** What you are asked to do **
Check every line of the entries for "value", and copy the lines that hold it.
BEGIN Data for processing
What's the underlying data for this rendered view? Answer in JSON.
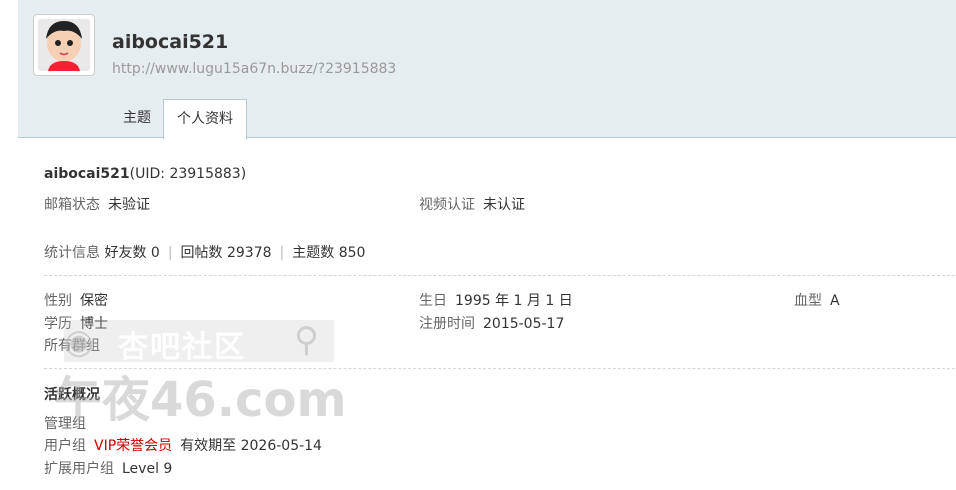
{
  "header": {
    "username": "aibocai521",
    "url": "http://www.lugu15a67n.buzz/?23915883",
    "tabs": [
      {
        "label": "主题",
        "active": false
      },
      {
        "label": "个人资料",
        "active": true
      }
    ]
  },
  "profile": {
    "name": "aibocai521",
    "uid_text": "(UID: 23915883)",
    "email_status": {
      "label": "邮箱状态",
      "value": "未验证"
    },
    "video_verify": {
      "label": "视频认证",
      "value": "未认证"
    },
    "stats": {
      "label": "统计信息",
      "friends": "好友数 0",
      "replies": "回帖数 29378",
      "threads": "主题数 850"
    },
    "gender": {
      "label": "性别",
      "value": "保密"
    },
    "birthday": {
      "label": "生日",
      "value": "1995 年 1 月 1 日"
    },
    "blood_type": {
      "label": "血型",
      "value": "A"
    },
    "education": {
      "label": "学历",
      "value": "博士"
    },
    "register_time": {
      "label": "注册时间",
      "value": "2015-05-17"
    },
    "groups": {
      "label": "所有群组"
    }
  },
  "activity": {
    "title": "活跃概况",
    "admin_group": {
      "label": "管理组"
    },
    "user_group": {
      "label": "用户组",
      "value": "VIP荣誉会员",
      "expiry": "有效期至 2026-05-14"
    },
    "ext_group": {
      "label": "扩展用户组",
      "value": "Level 9"
    }
  },
  "watermark": {
    "line1": "杏吧社区",
    "line2": "午夜46.com"
  },
  "colors": {
    "header_bg": "#e6edf0",
    "vip": "#cc0000",
    "border": "#b8c8d0"
  }
}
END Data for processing
** Exercise response **
      "value": "未验证"
      "value": "未认证"
      "value": "保密"
      "value": "1995 年 1 月 1 日"
      "value": "A"
      "value": "博士"
      "value": "2015-05-17"
      "value": "VIP荣誉会员",
      "value": "Level 9"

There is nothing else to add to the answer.